The kogal fashion involves wearing an outfit based on a Japanese school uniform, but with a shortened skirt, loose socks, and often dyed hair and a scarf as well. The phenomenon was prominent in the 1990s, but has since declined. The word "kogal" is anglicized from kogyaru, a contraction of k?k?sei gyaru (high school gal). The girls refer to themselves as gyaru (gals), although this word is applied to several other fashion looks as well.

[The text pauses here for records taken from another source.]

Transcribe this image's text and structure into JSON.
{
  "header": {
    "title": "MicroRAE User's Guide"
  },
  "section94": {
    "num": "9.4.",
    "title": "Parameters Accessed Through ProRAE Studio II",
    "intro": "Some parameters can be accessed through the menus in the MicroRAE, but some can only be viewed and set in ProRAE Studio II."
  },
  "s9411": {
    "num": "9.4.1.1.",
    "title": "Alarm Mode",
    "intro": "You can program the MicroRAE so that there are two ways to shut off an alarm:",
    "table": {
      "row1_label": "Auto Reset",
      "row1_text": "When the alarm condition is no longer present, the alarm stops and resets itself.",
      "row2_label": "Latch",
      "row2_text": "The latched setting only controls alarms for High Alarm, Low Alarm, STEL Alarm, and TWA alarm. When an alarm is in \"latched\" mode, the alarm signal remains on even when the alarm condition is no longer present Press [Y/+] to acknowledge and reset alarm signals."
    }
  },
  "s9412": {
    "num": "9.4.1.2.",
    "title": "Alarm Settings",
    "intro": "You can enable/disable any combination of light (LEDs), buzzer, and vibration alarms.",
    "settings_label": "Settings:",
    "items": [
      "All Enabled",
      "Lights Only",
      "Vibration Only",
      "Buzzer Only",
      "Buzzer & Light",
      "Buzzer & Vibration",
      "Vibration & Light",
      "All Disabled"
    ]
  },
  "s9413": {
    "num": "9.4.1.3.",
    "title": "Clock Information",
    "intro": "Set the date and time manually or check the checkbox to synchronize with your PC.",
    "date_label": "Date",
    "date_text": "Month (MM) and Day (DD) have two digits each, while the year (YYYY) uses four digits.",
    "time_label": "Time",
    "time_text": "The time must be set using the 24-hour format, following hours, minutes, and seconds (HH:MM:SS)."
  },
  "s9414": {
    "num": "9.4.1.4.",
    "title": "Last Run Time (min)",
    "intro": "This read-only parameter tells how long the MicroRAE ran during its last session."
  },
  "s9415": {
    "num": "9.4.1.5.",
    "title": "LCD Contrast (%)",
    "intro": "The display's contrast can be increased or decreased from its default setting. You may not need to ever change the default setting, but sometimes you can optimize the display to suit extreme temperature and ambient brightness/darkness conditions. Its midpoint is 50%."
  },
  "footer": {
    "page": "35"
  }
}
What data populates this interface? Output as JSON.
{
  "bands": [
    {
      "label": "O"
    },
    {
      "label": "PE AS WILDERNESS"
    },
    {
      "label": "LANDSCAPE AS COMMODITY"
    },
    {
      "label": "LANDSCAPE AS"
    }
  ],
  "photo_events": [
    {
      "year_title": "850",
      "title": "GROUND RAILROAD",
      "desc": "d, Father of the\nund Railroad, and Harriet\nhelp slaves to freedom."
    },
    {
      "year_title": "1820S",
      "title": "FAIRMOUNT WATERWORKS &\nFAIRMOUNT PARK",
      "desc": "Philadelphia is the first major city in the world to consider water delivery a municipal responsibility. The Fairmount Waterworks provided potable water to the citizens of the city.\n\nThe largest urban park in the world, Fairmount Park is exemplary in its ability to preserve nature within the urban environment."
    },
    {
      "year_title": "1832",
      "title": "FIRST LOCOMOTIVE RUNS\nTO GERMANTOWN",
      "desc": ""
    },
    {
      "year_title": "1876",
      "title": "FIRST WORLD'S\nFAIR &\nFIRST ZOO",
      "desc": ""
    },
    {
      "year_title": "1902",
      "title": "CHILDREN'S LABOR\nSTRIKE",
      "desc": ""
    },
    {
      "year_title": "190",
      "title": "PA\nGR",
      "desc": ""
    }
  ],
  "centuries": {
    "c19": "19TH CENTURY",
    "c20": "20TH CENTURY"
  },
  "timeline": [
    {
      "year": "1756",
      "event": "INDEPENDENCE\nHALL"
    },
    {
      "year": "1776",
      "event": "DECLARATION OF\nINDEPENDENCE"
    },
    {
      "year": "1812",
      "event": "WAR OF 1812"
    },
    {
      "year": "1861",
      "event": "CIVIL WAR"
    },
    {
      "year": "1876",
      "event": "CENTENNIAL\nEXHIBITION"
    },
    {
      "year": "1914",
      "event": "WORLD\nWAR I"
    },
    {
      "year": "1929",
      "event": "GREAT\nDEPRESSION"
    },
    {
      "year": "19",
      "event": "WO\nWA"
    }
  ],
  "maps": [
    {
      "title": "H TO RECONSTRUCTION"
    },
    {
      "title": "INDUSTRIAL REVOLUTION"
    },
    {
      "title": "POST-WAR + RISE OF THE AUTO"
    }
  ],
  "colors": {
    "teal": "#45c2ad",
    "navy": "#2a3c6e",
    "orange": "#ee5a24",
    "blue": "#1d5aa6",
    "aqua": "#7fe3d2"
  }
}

Aside from the pinned-up skirt and the loose socks, or rusu sokusu, kogals favor platform boots, makeup, and Burberry scarves. They may also dye their hair brown and get artificial suntans. They have a distinctive slang peppered with English words. They are often, but not necessarily, enrolled students. Centers of kogal culture include the Harajuku and Shibuya districts of Tokyo, in particular Shibuya's 109 Building. Pop singer Namie Amuro promoted the style. Kogals are avid users of photo booths, with most visiting at least once a week, according to non-scientific polls. While critics condemned the gyaru as shallow, materialistic, and devoted to conspicuous consumption, admirers describe them as, "kindhearted, active young women in exuberant health, the women of today."